A book is commissioned. (not mine)
I was recently talking with a friend who has just been commissioned to write a book about a specific genus of plants. He and/or his commissioning editor had had the idea that he might add a section at the end with comments from other people about – this specific genus of plants. Rather like, I imagined, I had done at the end of Deckchair Gardener, where I asked friends to write what their best garden mistakes had been.
I think the best of these was possibly this:
But no, not like that. The commissioning editor suggested ‘My Favourite Thingy Plant’ to my friend. (fill in with relevant genus of plant. See how discrete I am? I have always anonymised people who I think ought to blush at what I report of them and in spite of this mega virtue I am still regarded generally as unpublishable).
I am happy to report that my friend was not happy with this banal suggestion.
Garden writing is supposed to be boring.

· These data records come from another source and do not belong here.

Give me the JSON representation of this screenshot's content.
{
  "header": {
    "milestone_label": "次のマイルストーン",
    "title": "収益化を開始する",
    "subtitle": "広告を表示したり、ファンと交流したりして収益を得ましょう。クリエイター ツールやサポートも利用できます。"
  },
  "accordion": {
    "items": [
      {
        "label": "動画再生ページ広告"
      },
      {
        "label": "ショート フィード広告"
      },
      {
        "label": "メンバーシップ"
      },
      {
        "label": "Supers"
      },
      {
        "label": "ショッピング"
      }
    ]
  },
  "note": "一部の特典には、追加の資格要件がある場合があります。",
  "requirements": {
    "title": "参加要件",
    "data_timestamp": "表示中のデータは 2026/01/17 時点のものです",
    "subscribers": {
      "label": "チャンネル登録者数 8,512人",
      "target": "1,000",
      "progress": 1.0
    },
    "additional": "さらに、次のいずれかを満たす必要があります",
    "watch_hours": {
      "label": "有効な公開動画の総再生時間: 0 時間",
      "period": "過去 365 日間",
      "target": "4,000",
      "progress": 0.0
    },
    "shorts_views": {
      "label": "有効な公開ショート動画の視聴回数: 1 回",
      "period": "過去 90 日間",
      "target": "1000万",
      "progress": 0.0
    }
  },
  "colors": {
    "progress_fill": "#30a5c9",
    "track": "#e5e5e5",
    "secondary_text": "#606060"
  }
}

But it brought home to me once more just how banal we are supposed to be as garden writers. When I began offering garden articles to various editors, I naively supposed that the reason garden writing was bland and anodyne was that editor knew of no-one who could do any better. But no – brilliant and original garden writers are generally simply not wanted, especially in newspapers and magazines.
Books may be a little different as you are possibly more likely to come across adventurous publishers. (Let me know ?) And there are exceptions in all those publications – it helps to be funny. It is a disaster to be truly serious.
I was recently reading a piece about the best practices various ‘beauty’ writers (where on earth did that description of that particular media world arise?!) would recommend to the readers based on their own habits. I was delighted by a woman who began by saying that she never takes her make up off before she goes to bed, because she can’t be bothered.
I imagine I don’t need to say why this was so refreshing. My experience suggests that, o, misery, ‘beauty’ journalism and garden journalism are twinned in the banality requirement. How on earth did that wonderful and rule breaking suggestion escape the Deadly Editor? When someone breaks the rules, it can suddenly show up just how boring and predictable the stuff we read really is.
“Which Thingy Plant would you happily consign to an eternal compost heap?” or “What was the worst Thingy Plant planting you ever saw?” (and I have seen some dreadful examples of that particular Thingy Plant plantings) would be actually interesting and engaging, unlike ‘My Favourite Thingy Plant’.
But that is never required.
Banality is what is wanted, loved, admired, required. Don’t wake the reader!
I once suggested in a garden magazine piece that the best way to address a lacuna in a late summer border was shopping, and that was instantly eliminated by a shocked sub editor. Shopping??? Unmentionable, although, of course, relentlessly encouraged.
The Advertising Problem
Much of it is dictated by preoccupations concerning advertising. An editor who did used to risk my heretical pieces now and then told me how critical it is to keep advertisers on side. And that also advertisers want garden pieces directed to young and novice gardeners (hence all that ‘how to’ and ’where to’) because they are the people who will be buying garden tools, machines, sundries, greenhouses and all those usually things older gardeners already have.
So more cheers for Garden Rant: – we have no editor leaning on us this way.
Usually a publication wants to keep a certain style uniformly across the whole and if the publication is bland, cheerful, reassuring and frequently dishonest then that is what a writer must provide. No matter how often you go to bed in your make up. This is why books sometimes escape – they only have the imprint to perhaps vaguely conform to. But speak it quietly – it is sometimes simply because bland is the accepted style and no-one cares. I strongly suspect that it simply seems right to editors. I had a dreadful struggle with one editor who ‘corrected’ anything slightly unusual to the point that we had a real fight about it.
The Immovable Object
And perhaps it has to be said that garden writers tend to get stuck once they have a column.Or columns. Robin Lane Fox has been garden correspondent for The Financial Times for some 30 years, Monty Don and Alan Titchmarsh have been writing for everything for ever. So imagine having to be original and exciting every week for all that time and you might excuse big boredom.
Have you any great examples of garden writing which has escaped the Big Be Boring prison? I did come across one the other day, in ‘Sissinghurst: The Dream Garden by Tim Richardson’. He brings his excellent book to a conclusion with a poem he wrote himself, inspired by the garden. But Tim has a great deal of clout, based on his years of horticultural writing. Maybe this encourages an editor to indulge him.
All this helps to explain my joy in Garden Rant (though not forgetting the British thinkingardens also) and being invited to write here – the freedom!!! (But what will I have left to say this time next year?)